_Work required_
Each entry needs to be given again, character for character.

*** Opening Working data ***

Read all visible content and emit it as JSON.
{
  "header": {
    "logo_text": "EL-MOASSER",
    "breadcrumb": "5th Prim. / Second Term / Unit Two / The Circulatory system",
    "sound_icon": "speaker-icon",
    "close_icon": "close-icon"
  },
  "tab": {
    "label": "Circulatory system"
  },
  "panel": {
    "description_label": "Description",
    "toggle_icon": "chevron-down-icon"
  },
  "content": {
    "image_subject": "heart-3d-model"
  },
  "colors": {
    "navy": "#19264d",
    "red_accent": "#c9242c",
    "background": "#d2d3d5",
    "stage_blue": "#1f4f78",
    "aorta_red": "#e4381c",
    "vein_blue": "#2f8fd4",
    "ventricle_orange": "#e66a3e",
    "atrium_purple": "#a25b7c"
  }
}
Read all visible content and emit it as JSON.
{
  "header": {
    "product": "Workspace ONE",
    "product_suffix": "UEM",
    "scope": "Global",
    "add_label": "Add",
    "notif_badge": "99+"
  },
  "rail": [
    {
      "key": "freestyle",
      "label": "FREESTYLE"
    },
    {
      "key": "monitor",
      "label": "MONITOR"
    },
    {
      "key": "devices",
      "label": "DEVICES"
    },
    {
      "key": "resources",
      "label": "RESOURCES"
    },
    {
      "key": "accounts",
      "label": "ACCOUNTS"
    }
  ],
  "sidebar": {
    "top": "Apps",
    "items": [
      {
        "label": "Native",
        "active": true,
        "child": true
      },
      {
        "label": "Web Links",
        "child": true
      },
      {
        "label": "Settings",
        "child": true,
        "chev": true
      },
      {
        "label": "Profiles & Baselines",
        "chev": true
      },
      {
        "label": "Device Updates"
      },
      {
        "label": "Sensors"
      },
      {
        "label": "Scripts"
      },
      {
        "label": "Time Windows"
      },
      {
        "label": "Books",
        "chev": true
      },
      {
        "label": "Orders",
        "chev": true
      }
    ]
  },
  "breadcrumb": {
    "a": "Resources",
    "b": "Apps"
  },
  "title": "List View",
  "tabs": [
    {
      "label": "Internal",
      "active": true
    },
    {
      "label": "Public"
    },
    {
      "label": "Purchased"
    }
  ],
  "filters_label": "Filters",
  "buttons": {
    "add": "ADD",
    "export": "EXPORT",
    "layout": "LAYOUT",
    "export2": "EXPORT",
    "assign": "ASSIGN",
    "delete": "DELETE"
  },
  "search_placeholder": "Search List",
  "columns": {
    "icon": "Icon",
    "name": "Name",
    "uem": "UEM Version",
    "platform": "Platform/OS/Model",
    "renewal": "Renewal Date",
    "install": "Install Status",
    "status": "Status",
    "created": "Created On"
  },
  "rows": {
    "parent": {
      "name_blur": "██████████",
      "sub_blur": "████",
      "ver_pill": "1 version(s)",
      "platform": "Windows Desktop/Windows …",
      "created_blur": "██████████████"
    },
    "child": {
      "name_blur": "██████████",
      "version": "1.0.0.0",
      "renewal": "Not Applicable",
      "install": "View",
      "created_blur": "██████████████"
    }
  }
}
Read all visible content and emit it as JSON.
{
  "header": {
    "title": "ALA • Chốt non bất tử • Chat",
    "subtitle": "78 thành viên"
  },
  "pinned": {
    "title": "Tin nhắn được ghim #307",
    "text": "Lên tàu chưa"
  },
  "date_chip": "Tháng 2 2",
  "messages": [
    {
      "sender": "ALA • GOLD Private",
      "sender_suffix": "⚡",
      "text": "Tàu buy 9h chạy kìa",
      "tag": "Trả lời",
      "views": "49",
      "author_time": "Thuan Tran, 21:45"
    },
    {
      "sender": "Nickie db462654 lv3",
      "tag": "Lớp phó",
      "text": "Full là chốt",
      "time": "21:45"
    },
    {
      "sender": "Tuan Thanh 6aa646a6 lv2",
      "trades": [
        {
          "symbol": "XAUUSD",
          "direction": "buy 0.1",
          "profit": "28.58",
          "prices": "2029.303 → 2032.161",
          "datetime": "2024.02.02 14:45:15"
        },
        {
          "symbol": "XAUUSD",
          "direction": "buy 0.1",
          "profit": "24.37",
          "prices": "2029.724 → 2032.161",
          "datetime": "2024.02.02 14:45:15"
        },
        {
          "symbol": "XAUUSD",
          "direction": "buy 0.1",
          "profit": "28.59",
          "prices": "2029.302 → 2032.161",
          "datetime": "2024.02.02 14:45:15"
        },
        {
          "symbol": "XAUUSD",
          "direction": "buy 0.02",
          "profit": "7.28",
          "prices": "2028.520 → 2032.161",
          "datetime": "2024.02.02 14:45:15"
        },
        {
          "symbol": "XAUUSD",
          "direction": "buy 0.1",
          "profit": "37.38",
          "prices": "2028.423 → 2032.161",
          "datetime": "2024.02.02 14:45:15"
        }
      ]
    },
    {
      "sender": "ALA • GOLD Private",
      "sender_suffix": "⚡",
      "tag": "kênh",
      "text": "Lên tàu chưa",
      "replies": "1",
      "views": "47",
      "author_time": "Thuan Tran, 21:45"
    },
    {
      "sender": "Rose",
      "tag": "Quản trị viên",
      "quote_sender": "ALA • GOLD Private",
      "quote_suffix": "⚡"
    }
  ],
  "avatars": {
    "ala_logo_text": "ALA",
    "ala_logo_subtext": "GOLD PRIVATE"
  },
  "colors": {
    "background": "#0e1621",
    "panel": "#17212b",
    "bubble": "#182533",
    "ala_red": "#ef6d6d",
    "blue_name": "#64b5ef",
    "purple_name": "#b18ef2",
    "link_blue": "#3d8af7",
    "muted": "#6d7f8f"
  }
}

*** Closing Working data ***

_Response to this exercise_
Read all visible content and emit it as JSON.
{
  "header": {
    "logo_text": "EL-MOASSER",
    "breadcrumb": "5th Prim. / Second Term / Unit Two / The Circulatory system",
    "sound_icon": "speaker-icon",
    "close_icon": "close-icon"
  },
  "tab": {
    "label": "Circulatory system"
  },
  "panel": {
    "description_label": "Description",
    "toggle_icon": "chevron-down-icon"
  },
  "content": {
    "image_subject": "heart-3d-model"
  },
  "colors": {
    "navy": "#19264d",
    "red_accent": "#c9242c",
    "background": "#d2d3d5",
    "stage_blue": "#1f4f78",
    "aorta_red": "#e4381c",
    "vein_blue": "#2f8fd4",
    "ventricle_orange": "#e66a3e",
    "atrium_purple": "#a25b7c"
  }
}
Read all visible content and emit it as JSON.
{
  "header": {
    "product": "Workspace ONE",
    "product_suffix": "UEM",
    "scope": "Global",
    "add_label": "Add",
    "notif_badge": "99+"
  },
  "rail": [
    {
      "key": "freestyle",
      "label": "FREESTYLE"
    },
    {
      "key": "monitor",
      "label": "MONITOR"
    },
    {
      "key": "devices",
      "label": "DEVICES"
    },
    {
      "key": "resources",
      "label": "RESOURCES"
    },
    {
      "key": "accounts",
      "label": "ACCOUNTS"
    }
  ],
  "sidebar": {
    "top": "Apps",
    "items": [
      {
        "label": "Native",
        "active": true,
        "child": true
      },
      {
        "label": "Web Links",
        "child": true
      },
      {
        "label": "Settings",
        "child": true,
        "chev": true
      },
      {
        "label": "Profiles & Baselines",
        "chev": true
      },
      {
        "label": "Device Updates"
      },
      {
        "label": "Sensors"
      },
      {
        "label": "Scripts"
      },
      {
        "label": "Time Windows"
      },
      {
        "label": "Books",
        "chev": true
      },
      {
        "label": "Orders",
        "chev": true
      }
    ]
  },
  "breadcrumb": {
    "a": "Resources",
    "b": "Apps"
  },
  "title": "List View",
  "tabs": [
    {
      "label": "Internal",
      "active": true
    },
    {
      "label": "Public"
    },
    {
      "label": "Purchased"
    }
  ],
  "filters_label": "Filters",
  "buttons": {
    "add": "ADD",
    "export": "EXPORT",
    "layout": "LAYOUT",
    "export2": "EXPORT",
    "assign": "ASSIGN",
    "delete": "DELETE"
  },
  "search_placeholder": "Search List",
  "columns": {
    "icon": "Icon",
    "name": "Name",
    "uem": "UEM Version",
    "platform": "Platform/OS/Model",
    "renewal": "Renewal Date",
    "install": "Install Status",
    "status": "Status",
    "created": "Created On"
  },
  "rows": {
    "parent": {
      "name_blur": "██████████",
      "sub_blur": "████",
      "ver_pill": "1 version(s)",
      "platform": "Windows Desktop/Windows …",
      "created_blur": "██████████████"
    },
    "child": {
      "name_blur": "██████████",
      "version": "1.0.0.0",
      "renewal": "Not Applicable",
      "install": "View",
      "created_blur": "██████████████"
    }
  }
}
Read all visible content and emit it as JSON.
{
  "header": {
    "title": "ALA • Chốt non bất tử • Chat",
    "subtitle": "78 thành viên"
  },
  "pinned": {
    "title": "Tin nhắn được ghim #307",
    "text": "Lên tàu chưa"
  },
  "date_chip": "Tháng 2 2",
  "messages": [
    {
      "sender": "ALA • GOLD Private",
      "sender_suffix": "⚡",
      "text": "Tàu buy 9h chạy kìa",
      "tag": "Trả lời",
      "views": "49",
      "author_time": "Thuan Tran, 21:45"
    },
    {
      "sender": "Nickie db462654 lv3",
      "tag": "Lớp phó",
      "text": "Full là chốt",
      "time": "21:45"
    },
    {
      "sender": "Tuan Thanh 6aa646a6 lv2",
      "trades": [
        {
          "symbol": "XAUUSD",
          "direction": "buy 0.1",
          "profit": "28.58",
          "prices": "2029.303 → 2032.161",
          "datetime": "2024.02.02 14:45:15"
        },
        {
          "symbol": "XAUUSD",
          "direction": "buy 0.1",
          "profit": "24.37",
          "prices": "2029.724 → 2032.161",
          "datetime": "2024.02.02 14:45:15"
        },
        {
          "symbol": "XAUUSD",
          "direction": "buy 0.1",
          "profit": "28.59",
          "prices": "2029.302 → 2032.161",
          "datetime": "2024.02.02 14:45:15"
        },
        {
          "symbol": "XAUUSD",
          "direction": "buy 0.02",
          "profit": "7.28",
          "prices": "2028.520 → 2032.161",
          "datetime": "2024.02.02 14:45:15"
        },
        {
          "symbol": "XAUUSD",
          "direction": "buy 0.1",
          "profit": "37.38",
          "prices": "2028.423 → 2032.161",
          "datetime": "2024.02.02 14:45:15"
        }
      ]
    },
    {
      "sender": "ALA • GOLD Private",
      "sender_suffix": "⚡",
      "tag": "kênh",
      "text": "Lên tàu chưa",
      "replies": "1",
      "views": "47",
      "author_time": "Thuan Tran, 21:45"
    },
    {
      "sender": "Rose",
      "tag": "Quản trị viên",
      "quote_sender": "ALA • GOLD Private",
      "quote_suffix": "⚡"
    }
  ],
  "avatars": {
    "ala_logo_text": "ALA",
    "ala_logo_subtext": "GOLD PRIVATE"
  },
  "colors": {
    "background": "#0e1621",
    "panel": "#17212b",
    "bubble": "#182533",
    "ala_red": "#ef6d6d",
    "blue_name": "#64b5ef",
    "purple_name": "#b18ef2",
    "link_blue": "#3d8af7",
    "muted": "#6d7f8f"
  }
}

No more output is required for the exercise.